What is being asked |
Produce the full set of records below once more, exactly as they stand.

Information given |
◆ ◆ ◆ ◆

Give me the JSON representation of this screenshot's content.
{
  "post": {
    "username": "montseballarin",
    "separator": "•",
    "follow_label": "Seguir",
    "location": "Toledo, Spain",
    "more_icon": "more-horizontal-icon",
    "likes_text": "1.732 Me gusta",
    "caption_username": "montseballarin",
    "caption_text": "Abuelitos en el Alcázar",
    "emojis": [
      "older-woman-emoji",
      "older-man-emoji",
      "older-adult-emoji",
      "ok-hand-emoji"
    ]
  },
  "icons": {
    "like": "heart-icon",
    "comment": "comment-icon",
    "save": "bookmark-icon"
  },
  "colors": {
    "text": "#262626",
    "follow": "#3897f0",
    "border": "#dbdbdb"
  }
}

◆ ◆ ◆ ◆

Task output |
Give me the JSON representation of this screenshot's content.
{
  "post": {
    "username": "montseballarin",
    "separator": "•",
    "follow_label": "Seguir",
    "location": "Toledo, Spain",
    "more_icon": "more-horizontal-icon",
    "likes_text": "1.732 Me gusta",
    "caption_username": "montseballarin",
    "caption_text": "Abuelitos en el Alcázar",
    "emojis": [
      "older-woman-emoji",
      "older-man-emoji",
      "older-adult-emoji",
      "ok-hand-emoji"
    ]
  },
  "icons": {
    "like": "heart-icon",
    "comment": "comment-icon",
    "save": "bookmark-icon"
  },
  "colors": {
    "text": "#262626",
    "follow": "#3897f0",
    "border": "#dbdbdb"
  }
}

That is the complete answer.